The word “Om” is part of every chant, verse or mantra in Hindu scripts. I have always enjoyed reciting these Sanskrit verses and have felt the strength in the words. It is the vibration of these scriptures that have this power and the word Om is the most powerful of them all. Going to a temple and hearing these chants would instantly lift my vibration. I felt more empowered and euphoric hearing a multitude of voices in unison reciting the verses and feeling the vibration of the room reach great levels. It is the power of many and the pureness in their hearts that was captured in those moments. I have learned the importance of using high vibrational words and music to continue to uplift me and it is an important part of my spiritual practice these days.
As I have continued along my spiritual journey, Hinduism has evolved along with me. I have veered away from the rituals and the fear-based superstitions. What I have kept are the principles and the fundamentals of living a life as an immortal soul seeking liberation.
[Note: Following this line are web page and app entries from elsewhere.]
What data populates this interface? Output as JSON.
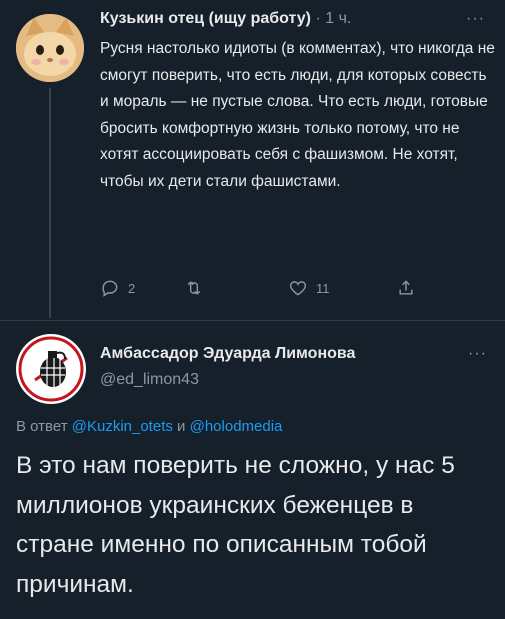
{
  "tweet1": {
    "author_name": "Кузькин отец (ищу работу)",
    "separator": "·",
    "time": "1 ч.",
    "more": "···",
    "text": "Русня настолько идиоты (в комментах), что никогда не смогут поверить, что есть люди, для которых совесть и мораль — не пустые слова. Что есть люди, готовые бросить комфортную жизнь только потому, что не хотят ассоциировать себя с фашизмом. Не хотят, чтобы их дети стали фашистами.",
    "replies": "2",
    "likes": "11",
    "icons": [
      "reply-icon",
      "retweet-icon",
      "like-icon",
      "share-icon"
    ]
  },
  "tweet2": {
    "author_name": "Амбассадор Эдуарда Лимонова",
    "handle": "@ed_limon43",
    "more": "···",
    "reply_prefix": "В ответ",
    "reply_mention_1": "@Kuzkin_otets",
    "reply_and": "и",
    "reply_mention_2": "@holodmedia",
    "text": "В это нам поверить не сложно, у нас  5 миллионов украинских беженцев в стране именно по описанным тобой причинам."
  },
  "colors": {
    "background": "#15202b",
    "text": "#e7e9ea",
    "secondary": "#8b98a5",
    "link": "#1d9bf0"
  }
}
I continue to seek the Truth and know my awareness of this Truth can change as I progress on my path. Hinduism has given me so many principles from an early age and I continue to build on the foundation and knowledge it has provided. I remain on my path to attain and fulfil my eternal dharma, living my spiritual life with purpose, meaning and intent, while seeking to learn the true nature of who I am.